However, it is true that Dr Boakes’ evidence has been rejected in two cases. The judge used this fact, amongst other details, to exclude her evidence from this case.
The court drew a distinction between expert opinion addressing physical disease and mental illness. To admit that part of Dr Boakes’ evidence of assistance to the jury “would only have had the effect of focussing the jury away from assessing X… and all the evidence; rather, it would have been towards resolving conflicting evidence of diagnosis.
Unlike expert opinion in physical disease cases, these diagnoses involved a value judgment as to “what the doctors believed represented an accurate history of X’s relationship with her father.”
Thus, it appears that in cases involving mental illness, conflicting evidence of diagnosis will not be admitted.
Her doctors had changed their minds on hearing of the belated sexual abuse allegations relating to six years beforehand. That was the only diagnosis the jury were invited to examine. ‘False memory syndrome’ is not a diagnosis but a shorthand for a state of mind of progressive belief in non-existent events.

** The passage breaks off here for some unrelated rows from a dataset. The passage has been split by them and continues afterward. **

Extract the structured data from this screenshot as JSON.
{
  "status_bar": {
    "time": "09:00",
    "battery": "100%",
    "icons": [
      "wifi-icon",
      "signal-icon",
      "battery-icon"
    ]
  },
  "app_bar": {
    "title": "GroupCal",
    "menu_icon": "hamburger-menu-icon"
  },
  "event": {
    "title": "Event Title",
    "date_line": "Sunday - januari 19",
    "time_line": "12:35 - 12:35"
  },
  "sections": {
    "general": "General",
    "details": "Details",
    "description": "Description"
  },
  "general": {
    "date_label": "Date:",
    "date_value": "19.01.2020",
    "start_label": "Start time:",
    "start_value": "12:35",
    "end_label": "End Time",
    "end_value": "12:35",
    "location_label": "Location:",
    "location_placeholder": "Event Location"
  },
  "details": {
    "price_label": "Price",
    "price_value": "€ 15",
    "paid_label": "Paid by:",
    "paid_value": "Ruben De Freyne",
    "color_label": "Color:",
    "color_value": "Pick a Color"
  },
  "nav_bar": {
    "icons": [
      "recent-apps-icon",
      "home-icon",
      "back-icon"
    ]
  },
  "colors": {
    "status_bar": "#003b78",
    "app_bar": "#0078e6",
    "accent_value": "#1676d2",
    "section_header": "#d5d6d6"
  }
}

Dr Boake’s evidence went to the reliability and hence the credibility of the complainant’s allegations The point is that the ‘product’ of such a process may be convincing and compelling to a jury, as was the case here, so that a jury might be readily swayed by the girl’s narrative and self-assertions without it being open to effective cross-examination.
Any such opinion should have an evidential foundation – which in this case was satisfied by the history of the complainant, her treatment and telltale indicators – one such being her initial statement that she ‘remembered’ the abuse as a ‘physical memory’; indicative of a belief in ‘body memories’ the royal road to ‘false memory’ – this is not something the jury are likely to understand without expert evidence so it ought to be admitted.
The theory that memories are stored in body cells so that strong physical sensations are a ‘physical memory’ which can be interpreted as a guide to past events previously hidden from consciousness is unfounded in neurological science. There is such a thing as ‘tactile hallucination’ which may occur in anybody; it is not indicative of abuse.
The judge failed to understand this; worse, he then went on to endorse the existence of ‘body memories’, state that they are a symptom of abuse, and thus assumed the mantle of an expert by expressing an expert opinion, which is incorrect and without allowing rebuttal by the defence.
When the case went to appeal, the Court of Appeal ignored this issue.
Throughout the judgment the court is highly critical of experts ‘usurping the function of the jury’. Yet, it could be argued that by concluding that the part of the report of Dr Boakes which may have been of assistance to the jury was correctly withheld from the jury, the Court of Appeal has itself usurped the function of the jury.
I wish I felt more confident that the jury had been given ALL the expert evidence that was available to help them decide ‘who’ as the judge put it, ‘was telling the truth’.
Stephen Hamilton is now serving an 18 year prison sentence. The GMC have barred him from practicing his medical skills. He has lost his home, his career, and his family. As a man protesting his innocence, he will remain on the stricter regime of a high category prison.
I will leave Stephen with the last word:
It is hoped the complainant will continue to improve, as most young adults do after a psychotic episode. As part of her recovery it could be expected for her to perceive the reality behind her false memories. When she reports this change she should be supported by those around her, not persuaded to stick with the previous account.